In some circumstances, an asset can not be reused or sold to another party. In these cases, the asset will need to be disposed. Assets can fit into the disposal category if they are hazardous materials and need special environmental treatment. For example, many electronics contain hazardous materials and need to undergo a special process in order to make them safe for landfills. Other assets may be of such a sensitive nature that a company can not afford to have the asset fall into competitors hands. Still other assets may be attached to a property or can be part of a plant and may need to be removed in order to be disposed.
There can be significant costs associated with the asset disposal process. Hazardous materials may need to be treated extensively before they can be regarded as safe for a landfill. These treatments are not cheap and often involve the use of hazardous materials experts. Other sensitive items may need to be disposed of by a company that will dismantle a piece of machinery and destroy it to prevent it from falling into a competitor's hands. This can involve using a certified disposal company. Finally, for some property and equipment, the services of a demolition company may be required. This can be a costly process and involve special machinery, tools, and people.
Internal Procedures and Management

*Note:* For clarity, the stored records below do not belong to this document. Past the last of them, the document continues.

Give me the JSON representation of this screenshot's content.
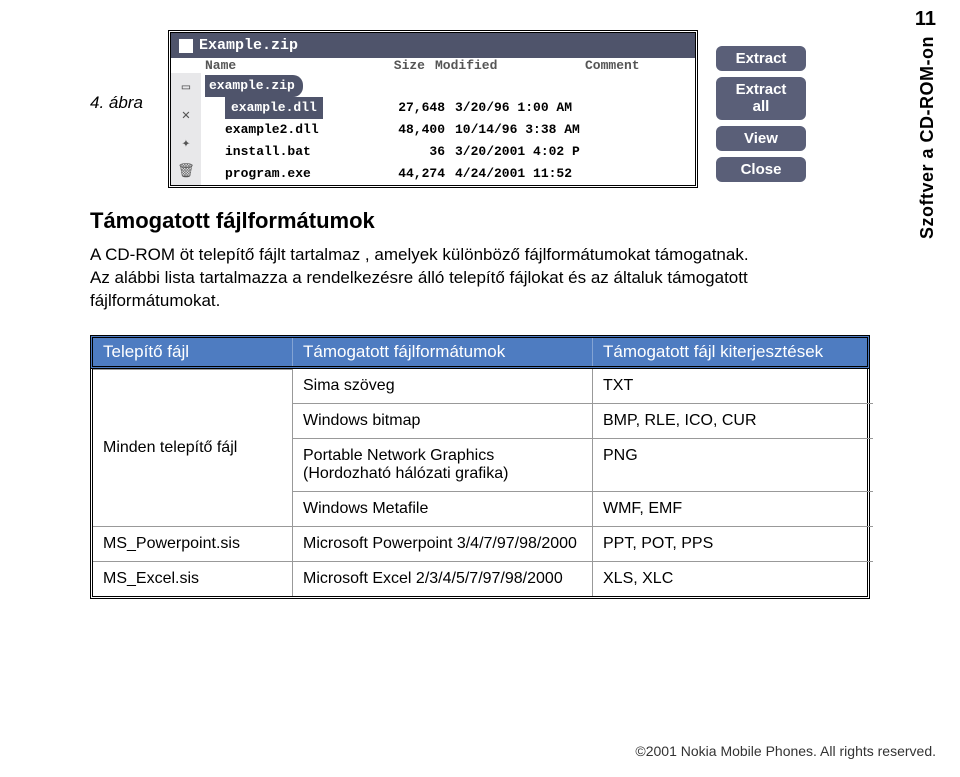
{
  "page_number": "11",
  "side_label": "Szoftver a CD-ROM-on",
  "figure_label": "4. ábra",
  "archive": {
    "title": "Example.zip",
    "columns": {
      "name": "Name",
      "size": "Size",
      "modified": "Modified",
      "comment": "Comment"
    },
    "rows": [
      {
        "name": "example.zip",
        "size": "",
        "modified": "",
        "kind": "zip"
      },
      {
        "name": "example.dll",
        "size": "27,648",
        "modified": "3/20/96 1:00 AM",
        "kind": "sel"
      },
      {
        "name": "example2.dll",
        "size": "48,400",
        "modified": "10/14/96 3:38 AM",
        "kind": ""
      },
      {
        "name": "install.bat",
        "size": "36",
        "modified": "3/20/2001 4:02 P",
        "kind": ""
      },
      {
        "name": "program.exe",
        "size": "44,274",
        "modified": "4/24/2001 11:52",
        "kind": ""
      }
    ]
  },
  "buttons": {
    "extract": "Extract",
    "extract_all_l1": "Extract",
    "extract_all_l2": "all",
    "view": "View",
    "close": "Close"
  },
  "section": {
    "title": "Támogatott fájlformátumok",
    "p1": "A CD-ROM öt telepítő fájlt tartalmaz , amelyek különböző fájlformátumokat támogatnak. Az alábbi lista tartalmazza a rendelkezésre álló telepítő fájlokat és az általuk támogatott fájlformátumokat."
  },
  "table": {
    "headers": {
      "c1": "Telepítő fájl",
      "c2": "Támogatott fájlformátumok",
      "c3": "Támogatott fájl kiterjesztések"
    },
    "group1_label": "Minden telepítő fájl",
    "group1": [
      {
        "fmt": "Sima szöveg",
        "ext": "TXT"
      },
      {
        "fmt": "Windows bitmap",
        "ext": "BMP, RLE, ICO, CUR"
      },
      {
        "fmt": "Portable Network Graphics (Hordozható hálózati grafika)",
        "ext": "PNG"
      },
      {
        "fmt": "Windows Metafile",
        "ext": "WMF, EMF"
      }
    ],
    "group2_label": "MS_Powerpoint.sis",
    "group2": [
      {
        "fmt": "Microsoft Powerpoint 3/4/7/97/98/2000",
        "ext": "PPT, POT, PPS"
      }
    ],
    "group3_label": "MS_Excel.sis",
    "group3": [
      {
        "fmt": "Microsoft Excel 2/3/4/5/7/97/98/2000",
        "ext": "XLS, XLC"
      }
    ]
  },
  "footer": "©2001 Nokia Mobile Phones. All rights reserved."
}
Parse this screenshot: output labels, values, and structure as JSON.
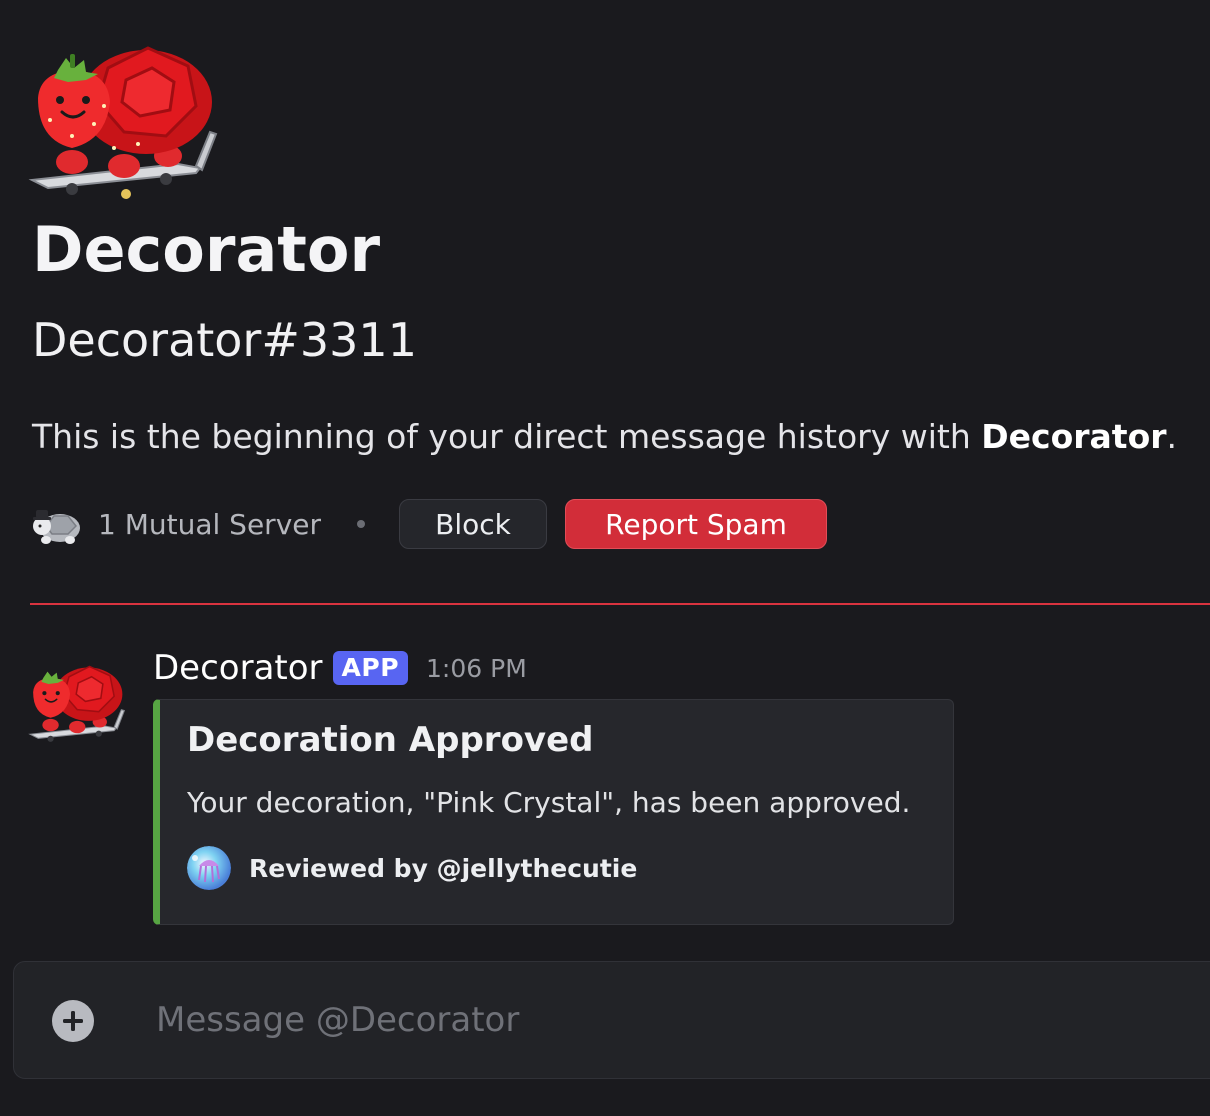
{
  "profile": {
    "display_name": "Decorator",
    "username": "Decorator#3311",
    "intro_prefix": "This is the beginning of your direct message history with ",
    "intro_name": "Decorator",
    "intro_suffix": ".",
    "mutual_servers": "1 Mutual Server",
    "block_label": "Block",
    "report_label": "Report Spam"
  },
  "message": {
    "author": "Decorator",
    "badge": "APP",
    "time": "1:06 PM",
    "embed": {
      "accent_color": "#57a543",
      "title": "Decoration Approved",
      "description": "Your decoration, \"Pink Crystal\", has been approved.",
      "footer": "Reviewed by @jellythecutie"
    }
  },
  "composer": {
    "placeholder": "Message @Decorator"
  },
  "colors": {
    "background": "#1a1a1e",
    "danger": "#d22d39",
    "badge": "#5865f2",
    "new_divider": "#d9333f"
  }
}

The main processes of idle asset identification, redeployment, and divestment are the what investment recovery professionals spend much of their time doing. However, in order for these processes to be effective, the company must have some basic procedures and systems in place to manage these processes and help make them successful. For idle assets, it is important to be able to track them, know where to find them, and to know which part of the organization they belong. For redeployments, the company must have a way to let other parts of the organization know about idle assets and have an easy way to request these assets for use in their operations. The divestment process requires that companies maintain an active pool of prospective buyers and know how to contact these buyers. It also requires that companies have effective ordering and invoicing systems, accounting tools, and tax tracking abilities. It is helpful to have the information from these processes located in one place.